Mike, Here is the 3rd shot of the 43 Willys. It has been authenticated as original, released to the Quartermaster Corp, United States Army on March 14, 1943. The numbers on the glove box plates and the frame match and were verified by the Director of The Americans in Wartime Museum in Aden Va. If you want more info, facts, proof or pics just let me know. It looks a lot better now, this was the day she came home to my place last July. She's loaded with Kaiser stuff. You stopped 7 leaks, one more in the front differintial to get yet and a little slop in the steering to get out. Runs like new.(so far) Wayne sends Sergeant Wayne L. Miller Mike, I'm going to send you one more good close up. If you want motor of interior shots tell me and I'll shoot them for you. I found this 1943 Willys MB sitting at an old gas station just before they put a For Sale sign on it last July. The trailer is a Bantam Car Company T-3 It was fully equiped except the grease gun and the tool kit that I'm working on now. It now has Kaiser Willys brakes, starter buttom, horn kit, wheel seals, seat cover, etc.. It just gets better.
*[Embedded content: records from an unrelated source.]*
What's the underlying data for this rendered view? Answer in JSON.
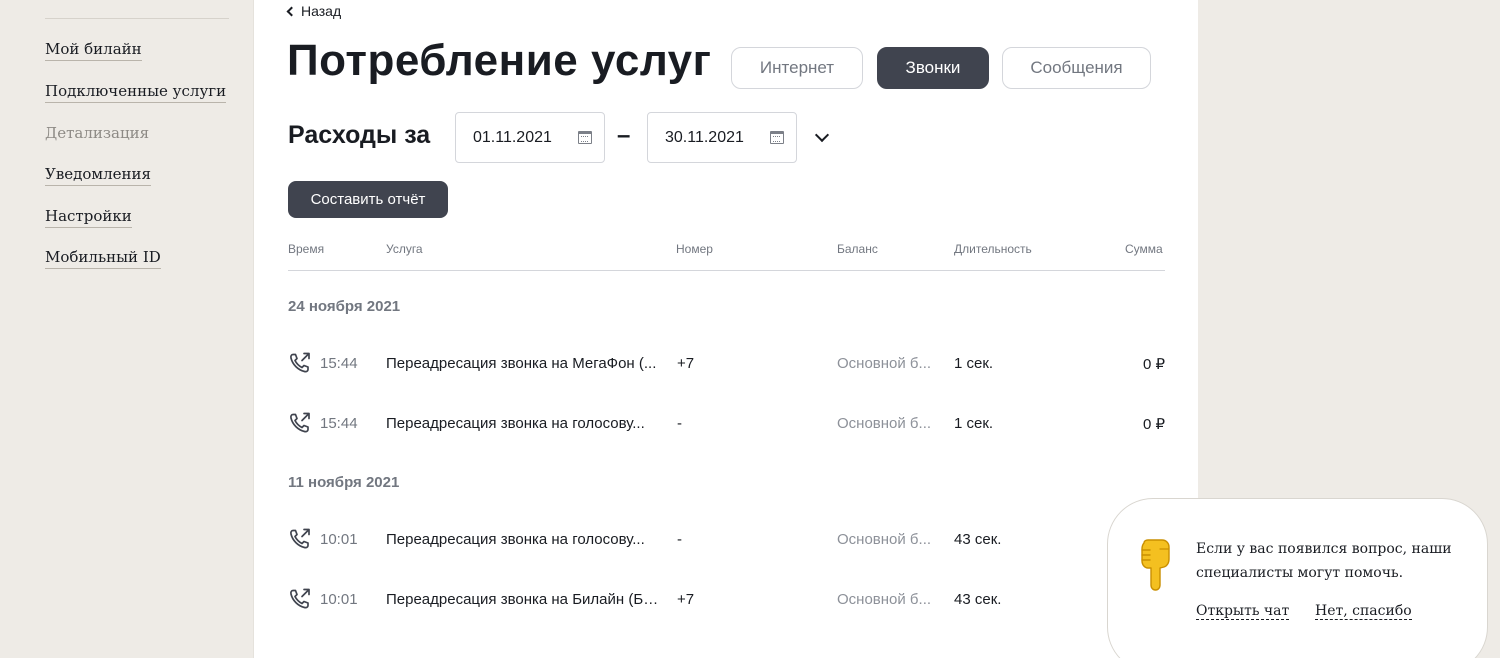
{
  "sidebar": {
    "items": [
      {
        "label": "Мой билайн",
        "active": false
      },
      {
        "label": "Подключенные услуги",
        "active": false
      },
      {
        "label": "Детализация",
        "active": true
      },
      {
        "label": "Уведомления",
        "active": false
      },
      {
        "label": "Настройки",
        "active": false
      },
      {
        "label": "Мобильный ID",
        "active": false
      }
    ]
  },
  "header": {
    "back_label": "Назад",
    "title": "Потребление услуг",
    "tabs": [
      {
        "label": "Интернет",
        "active": false
      },
      {
        "label": "Звонки",
        "active": true
      },
      {
        "label": "Сообщения",
        "active": false
      }
    ]
  },
  "filter": {
    "label": "Расходы за",
    "date_from": "01.11.2021",
    "date_to": "30.11.2021",
    "separator": "–",
    "report_button": "Составить отчёт"
  },
  "table": {
    "columns": [
      "Время",
      "Услуга",
      "Номер",
      "Баланс",
      "Длительность",
      "Сумма"
    ],
    "groups": [
      {
        "date": "24 ноября 2021",
        "rows": [
          {
            "icon": "call-forward-icon",
            "time": "15:44",
            "service": "Переадресация звонка на МегаФон (...",
            "number": "+7",
            "balance": "Основной б...",
            "duration": "1 сек.",
            "amount": "0 ₽"
          },
          {
            "icon": "call-forward-icon",
            "time": "15:44",
            "service": "Переадресация звонка на голосову...",
            "number": "-",
            "balance": "Основной б...",
            "duration": "1 сек.",
            "amount": "0 ₽"
          }
        ]
      },
      {
        "date": "11 ноября 2021",
        "rows": [
          {
            "icon": "call-forward-icon",
            "time": "10:01",
            "service": "Переадресация звонка на голосову...",
            "number": "-",
            "balance": "Основной б...",
            "duration": "43 сек.",
            "amount": ""
          },
          {
            "icon": "call-forward-icon",
            "time": "10:01",
            "service": "Переадресация звонка на Билайн (Ба...",
            "number": "+7",
            "balance": "Основной б...",
            "duration": "43 сек.",
            "amount": ""
          }
        ]
      }
    ]
  },
  "chat": {
    "icon": "pointing-hand-icon",
    "message": "Если у вас появился вопрос, наши специалисты могут помочь.",
    "open_label": "Открыть чат",
    "dismiss_label": "Нет, спасибо"
  },
  "colors": {
    "page_bg": "#eeebe6",
    "accent_dark": "#40444f",
    "muted_text": "#727780"
  }
}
Came in first in Classic Jeep catagory in the 09 Northern Va Jeep Association Contest out of 70 Jeeps. She will be in about 13 Parades in the Wasgington DC area this year to include down Constitution Avenue in two National Parades on Veterans Day and the 4th of July. A proud member of MVPA and Washington Area Blue and Gray Military Vehicle Trust. Sergeant Wayne L. Miller
Willys MB Slat Grill, Frame number: 106128, December 1941, Body number: 6652. More than 90% of the typical Early MB parts are there, such as: pancake air filter, gas-meter, gas tank with small opening, brass window latches, solid disk rims, etc... I bought the vehicle somewhere in 1975, see the picture with the red MB. The trailer behind the Slat is a British GS-trailer of 1944. Please feel free to contact me if you do have any questions. Enjoy the pictures.